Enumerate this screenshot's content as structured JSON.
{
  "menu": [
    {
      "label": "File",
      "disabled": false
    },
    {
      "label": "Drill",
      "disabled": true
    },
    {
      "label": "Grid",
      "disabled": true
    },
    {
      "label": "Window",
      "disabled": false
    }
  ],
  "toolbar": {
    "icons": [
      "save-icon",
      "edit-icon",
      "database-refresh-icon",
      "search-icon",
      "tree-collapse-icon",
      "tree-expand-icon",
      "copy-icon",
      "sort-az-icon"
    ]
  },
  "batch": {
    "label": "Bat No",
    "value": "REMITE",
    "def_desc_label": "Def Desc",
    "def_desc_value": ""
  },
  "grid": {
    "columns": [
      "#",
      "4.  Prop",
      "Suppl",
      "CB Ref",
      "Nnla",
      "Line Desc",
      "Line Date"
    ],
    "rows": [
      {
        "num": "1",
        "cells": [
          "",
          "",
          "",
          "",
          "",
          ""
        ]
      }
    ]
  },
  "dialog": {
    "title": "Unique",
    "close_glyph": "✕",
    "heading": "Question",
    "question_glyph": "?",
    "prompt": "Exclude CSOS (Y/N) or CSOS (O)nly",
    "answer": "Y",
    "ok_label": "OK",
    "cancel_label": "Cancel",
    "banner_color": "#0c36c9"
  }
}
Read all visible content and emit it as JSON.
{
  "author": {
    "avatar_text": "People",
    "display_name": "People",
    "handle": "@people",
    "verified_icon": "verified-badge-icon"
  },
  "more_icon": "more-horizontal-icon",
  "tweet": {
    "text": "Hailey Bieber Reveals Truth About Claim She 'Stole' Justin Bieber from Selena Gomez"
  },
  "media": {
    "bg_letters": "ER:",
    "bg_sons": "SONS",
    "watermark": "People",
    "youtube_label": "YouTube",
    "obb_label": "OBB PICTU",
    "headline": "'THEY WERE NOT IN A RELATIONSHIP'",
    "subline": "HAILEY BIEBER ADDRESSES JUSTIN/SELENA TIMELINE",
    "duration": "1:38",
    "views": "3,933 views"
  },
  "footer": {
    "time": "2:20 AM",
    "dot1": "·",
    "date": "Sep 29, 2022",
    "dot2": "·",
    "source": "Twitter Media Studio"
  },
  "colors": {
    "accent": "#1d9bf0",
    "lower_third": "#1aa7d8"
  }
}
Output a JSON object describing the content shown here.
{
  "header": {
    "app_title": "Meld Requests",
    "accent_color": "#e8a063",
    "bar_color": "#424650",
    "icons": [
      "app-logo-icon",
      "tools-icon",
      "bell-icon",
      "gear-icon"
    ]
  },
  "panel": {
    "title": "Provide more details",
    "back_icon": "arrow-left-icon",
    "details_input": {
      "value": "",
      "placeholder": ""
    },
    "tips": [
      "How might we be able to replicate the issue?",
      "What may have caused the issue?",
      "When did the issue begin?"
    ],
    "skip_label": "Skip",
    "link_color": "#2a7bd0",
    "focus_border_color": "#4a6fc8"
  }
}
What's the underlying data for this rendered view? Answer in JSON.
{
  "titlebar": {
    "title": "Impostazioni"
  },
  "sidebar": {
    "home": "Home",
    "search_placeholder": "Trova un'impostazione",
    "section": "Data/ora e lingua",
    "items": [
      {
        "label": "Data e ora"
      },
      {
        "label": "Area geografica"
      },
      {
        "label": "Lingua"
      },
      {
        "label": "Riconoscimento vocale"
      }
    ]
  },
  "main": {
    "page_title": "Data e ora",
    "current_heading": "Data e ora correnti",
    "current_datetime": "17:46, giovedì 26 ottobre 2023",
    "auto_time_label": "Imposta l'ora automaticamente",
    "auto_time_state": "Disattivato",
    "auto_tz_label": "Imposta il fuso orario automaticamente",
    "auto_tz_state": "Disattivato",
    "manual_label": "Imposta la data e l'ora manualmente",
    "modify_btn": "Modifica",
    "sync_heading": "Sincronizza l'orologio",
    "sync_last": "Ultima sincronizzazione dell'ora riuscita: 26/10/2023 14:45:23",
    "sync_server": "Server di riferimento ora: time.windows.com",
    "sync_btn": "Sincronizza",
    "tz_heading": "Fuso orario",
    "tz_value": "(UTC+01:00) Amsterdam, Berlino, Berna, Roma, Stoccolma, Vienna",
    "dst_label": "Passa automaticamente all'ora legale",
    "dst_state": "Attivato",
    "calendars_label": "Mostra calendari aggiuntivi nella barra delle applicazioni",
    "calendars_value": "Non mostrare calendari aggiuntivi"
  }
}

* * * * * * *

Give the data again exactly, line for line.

**EXPECTED ANSWER**
Enumerate this screenshot's content as structured JSON.
{
  "menu": [
    {
      "label": "File",
      "disabled": false
    },
    {
      "label": "Drill",
      "disabled": true
    },
    {
      "label": "Grid",
      "disabled": true
    },
    {
      "label": "Window",
      "disabled": false
    }
  ],
  "toolbar": {
    "icons": [
      "save-icon",
      "edit-icon",
      "database-refresh-icon",
      "search-icon",
      "tree-collapse-icon",
      "tree-expand-icon",
      "copy-icon",
      "sort-az-icon"
    ]
  },
  "batch": {
    "label": "Bat No",
    "value": "REMITE",
    "def_desc_label": "Def Desc",
    "def_desc_value": ""
  },
  "grid": {
    "columns": [
      "#",
      "4.  Prop",
      "Suppl",
      "CB Ref",
      "Nnla",
      "Line Desc",
      "Line Date"
    ],
    "rows": [
      {
        "num": "1",
        "cells": [
          "",
          "",
          "",
          "",
          "",
          ""
        ]
      }
    ]
  },
  "dialog": {
    "title": "Unique",
    "close_glyph": "✕",
    "heading": "Question",
    "question_glyph": "?",
    "prompt": "Exclude CSOS (Y/N) or CSOS (O)nly",
    "answer": "Y",
    "ok_label": "OK",
    "cancel_label": "Cancel",
    "banner_color": "#0c36c9"
  }
}
Read all visible content and emit it as JSON.
{
  "author": {
    "avatar_text": "People",
    "display_name": "People",
    "handle": "@people",
    "verified_icon": "verified-badge-icon"
  },
  "more_icon": "more-horizontal-icon",
  "tweet": {
    "text": "Hailey Bieber Reveals Truth About Claim She 'Stole' Justin Bieber from Selena Gomez"
  },
  "media": {
    "bg_letters": "ER:",
    "bg_sons": "SONS",
    "watermark": "People",
    "youtube_label": "YouTube",
    "obb_label": "OBB PICTU",
    "headline": "'THEY WERE NOT IN A RELATIONSHIP'",
    "subline": "HAILEY BIEBER ADDRESSES JUSTIN/SELENA TIMELINE",
    "duration": "1:38",
    "views": "3,933 views"
  },
  "footer": {
    "time": "2:20 AM",
    "dot1": "·",
    "date": "Sep 29, 2022",
    "dot2": "·",
    "source": "Twitter Media Studio"
  },
  "colors": {
    "accent": "#1d9bf0",
    "lower_third": "#1aa7d8"
  }
}
Output a JSON object describing the content shown here.
{
  "header": {
    "app_title": "Meld Requests",
    "accent_color": "#e8a063",
    "bar_color": "#424650",
    "icons": [
      "app-logo-icon",
      "tools-icon",
      "bell-icon",
      "gear-icon"
    ]
  },
  "panel": {
    "title": "Provide more details",
    "back_icon": "arrow-left-icon",
    "details_input": {
      "value": "",
      "placeholder": ""
    },
    "tips": [
      "How might we be able to replicate the issue?",
      "What may have caused the issue?",
      "When did the issue begin?"
    ],
    "skip_label": "Skip",
    "link_color": "#2a7bd0",
    "focus_border_color": "#4a6fc8"
  }
}
What's the underlying data for this rendered view? Answer in JSON.
{
  "titlebar": {
    "title": "Impostazioni"
  },
  "sidebar": {
    "home": "Home",
    "search_placeholder": "Trova un'impostazione",
    "section": "Data/ora e lingua",
    "items": [
      {
        "label": "Data e ora"
      },
      {
        "label": "Area geografica"
      },
      {
        "label": "Lingua"
      },
      {
        "label": "Riconoscimento vocale"
      }
    ]
  },
  "main": {
    "page_title": "Data e ora",
    "current_heading": "Data e ora correnti",
    "current_datetime": "17:46, giovedì 26 ottobre 2023",
    "auto_time_label": "Imposta l'ora automaticamente",
    "auto_time_state": "Disattivato",
    "auto_tz_label": "Imposta il fuso orario automaticamente",
    "auto_tz_state": "Disattivato",
    "manual_label": "Imposta la data e l'ora manualmente",
    "modify_btn": "Modifica",
    "sync_heading": "Sincronizza l'orologio",
    "sync_last": "Ultima sincronizzazione dell'ora riuscita: 26/10/2023 14:45:23",
    "sync_server": "Server di riferimento ora: time.windows.com",
    "sync_btn": "Sincronizza",
    "tz_heading": "Fuso orario",
    "tz_value": "(UTC+01:00) Amsterdam, Berlino, Berna, Roma, Stoccolma, Vienna",
    "dst_label": "Passa automaticamente all'ora legale",
    "dst_state": "Attivato",
    "calendars_label": "Mostra calendari aggiuntivi nella barra delle applicazioni",
    "calendars_value": "Non mostrare calendari aggiuntivi"
  }
}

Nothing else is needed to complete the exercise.